━━ GIVEN ENTRIES

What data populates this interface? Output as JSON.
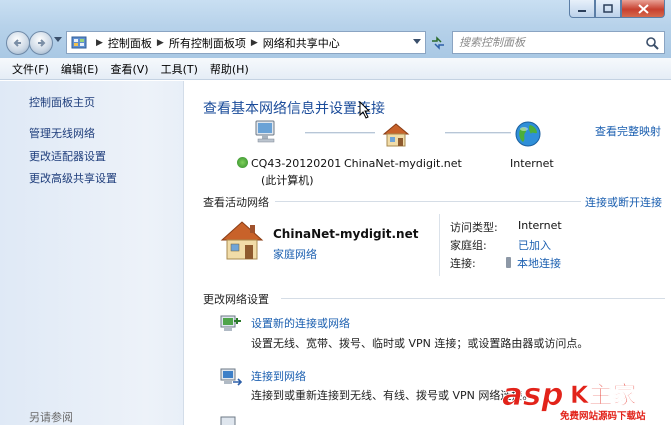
{
  "address": {
    "crumbs": [
      "控制面板",
      "所有控制面板项",
      "网络和共享中心"
    ],
    "search_placeholder": "搜索控制面板"
  },
  "menu": [
    "文件(F)",
    "编辑(E)",
    "查看(V)",
    "工具(T)",
    "帮助(H)"
  ],
  "sidebar": {
    "links": [
      "控制面板主页",
      "管理无线网络",
      "更改适配器设置",
      "更改高级共享设置"
    ],
    "see_also": "另请参阅"
  },
  "main": {
    "heading": "查看基本网络信息并设置连接",
    "view_full_map": "查看完整映射",
    "network_map": {
      "computer_name": "CQ43-20120201",
      "computer_sub": "(此计算机)",
      "network_name": "ChinaNet-mydigit.net",
      "internet": "Internet"
    },
    "active": {
      "header": "查看活动网络",
      "connect_disconnect": "连接或断开连接",
      "network_name": "ChinaNet-mydigit.net",
      "network_type": "家庭网络",
      "access_type_label": "访问类型:",
      "access_type_value": "Internet",
      "homegroup_label": "家庭组:",
      "homegroup_value": "已加入",
      "connection_label": "连接:",
      "connection_value": "本地连接"
    },
    "change": {
      "header": "更改网络设置",
      "tasks": [
        {
          "title": "设置新的连接或网络",
          "desc": "设置无线、宽带、拨号、临时或 VPN 连接；或设置路由器或访问点。"
        },
        {
          "title": "连接到网络",
          "desc": "连接到或重新连接到无线、有线、拨号或 VPN 网络连接。"
        }
      ]
    }
  },
  "watermark": {
    "brand": "asp",
    "suffix": "K主家",
    "sub": "免费网站源码下载站"
  }
}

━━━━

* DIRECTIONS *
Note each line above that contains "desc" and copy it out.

* SOLUTION FOR THIS PROBLEM *
          "desc": "设置无线、宽带、拨号、临时或 VPN 连接；或设置路由器或访问点。"
          "desc": "连接到或重新连接到无线、有线、拨号或 VPN 网络连接。"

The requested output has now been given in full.